DATA FOR PROCESSING:
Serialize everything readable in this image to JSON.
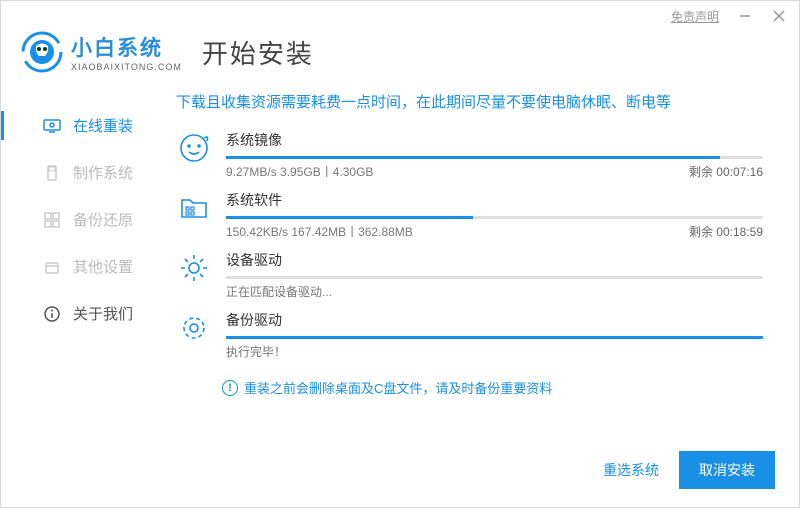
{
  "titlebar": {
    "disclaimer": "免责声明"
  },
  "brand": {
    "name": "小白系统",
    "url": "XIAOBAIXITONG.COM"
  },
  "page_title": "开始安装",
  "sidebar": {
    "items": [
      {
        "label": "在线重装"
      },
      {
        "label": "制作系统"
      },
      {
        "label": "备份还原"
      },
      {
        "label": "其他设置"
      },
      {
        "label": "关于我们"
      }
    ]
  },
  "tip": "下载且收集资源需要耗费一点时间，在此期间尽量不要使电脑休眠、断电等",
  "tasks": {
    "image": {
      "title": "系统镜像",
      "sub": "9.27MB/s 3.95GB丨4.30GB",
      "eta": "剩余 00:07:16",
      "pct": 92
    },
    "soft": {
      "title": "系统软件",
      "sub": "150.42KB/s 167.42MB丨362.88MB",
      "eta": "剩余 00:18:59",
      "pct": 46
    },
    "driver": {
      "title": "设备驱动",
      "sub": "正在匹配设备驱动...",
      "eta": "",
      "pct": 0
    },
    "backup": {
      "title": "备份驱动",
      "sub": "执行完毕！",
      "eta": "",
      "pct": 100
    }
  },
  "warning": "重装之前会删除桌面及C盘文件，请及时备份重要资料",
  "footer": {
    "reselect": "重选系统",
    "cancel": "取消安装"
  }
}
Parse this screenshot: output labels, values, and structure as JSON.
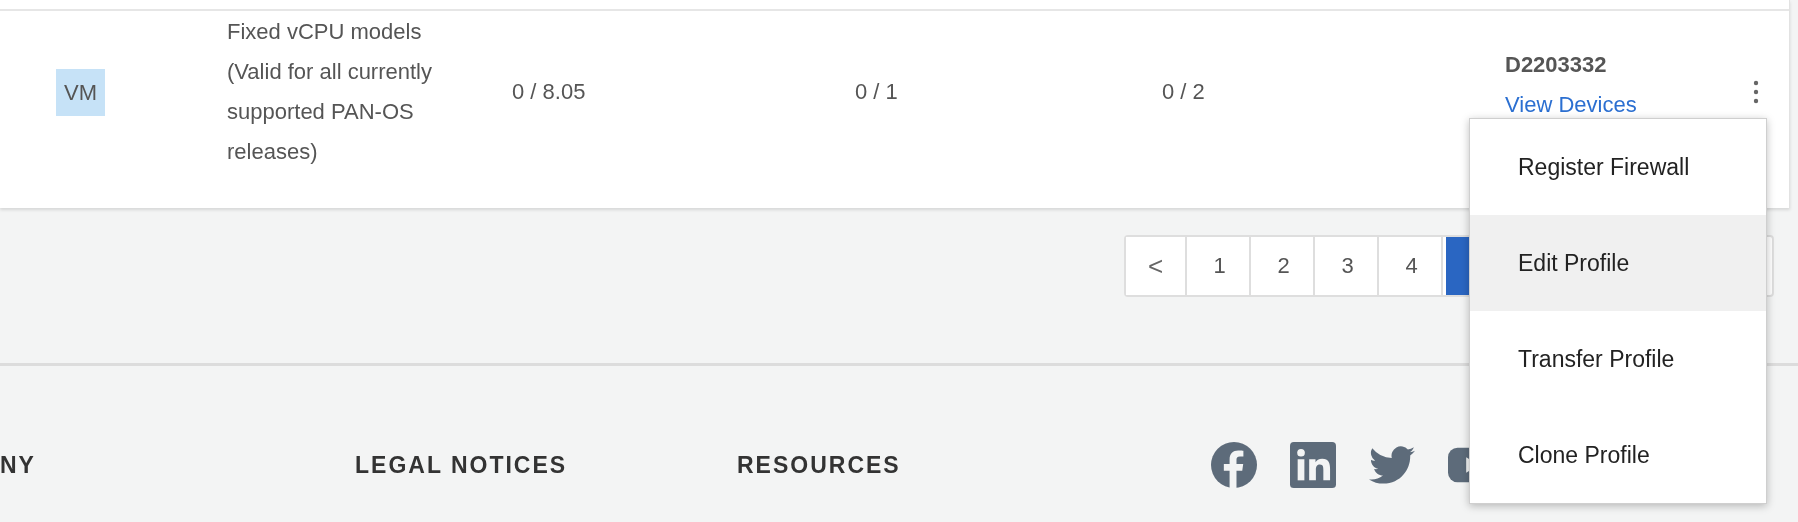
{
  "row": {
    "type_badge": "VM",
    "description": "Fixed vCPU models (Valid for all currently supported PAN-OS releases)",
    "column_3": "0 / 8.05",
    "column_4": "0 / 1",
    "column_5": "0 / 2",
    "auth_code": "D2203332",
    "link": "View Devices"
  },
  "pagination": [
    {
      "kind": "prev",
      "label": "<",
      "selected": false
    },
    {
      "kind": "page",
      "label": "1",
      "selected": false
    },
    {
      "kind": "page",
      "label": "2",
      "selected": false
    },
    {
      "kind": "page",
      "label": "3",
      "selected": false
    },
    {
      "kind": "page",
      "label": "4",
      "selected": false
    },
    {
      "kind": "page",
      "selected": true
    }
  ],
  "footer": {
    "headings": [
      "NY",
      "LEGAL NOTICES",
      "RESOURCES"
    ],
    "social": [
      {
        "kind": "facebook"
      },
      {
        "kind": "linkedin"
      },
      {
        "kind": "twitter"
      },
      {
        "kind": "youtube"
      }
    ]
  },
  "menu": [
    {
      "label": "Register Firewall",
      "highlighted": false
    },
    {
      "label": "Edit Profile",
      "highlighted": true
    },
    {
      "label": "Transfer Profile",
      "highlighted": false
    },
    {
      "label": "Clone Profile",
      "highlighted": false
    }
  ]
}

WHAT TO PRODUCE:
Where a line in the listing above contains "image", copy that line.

RESPONSE TO THIS TASK:
Serialize everything readable in this image to JSON.
    "image": {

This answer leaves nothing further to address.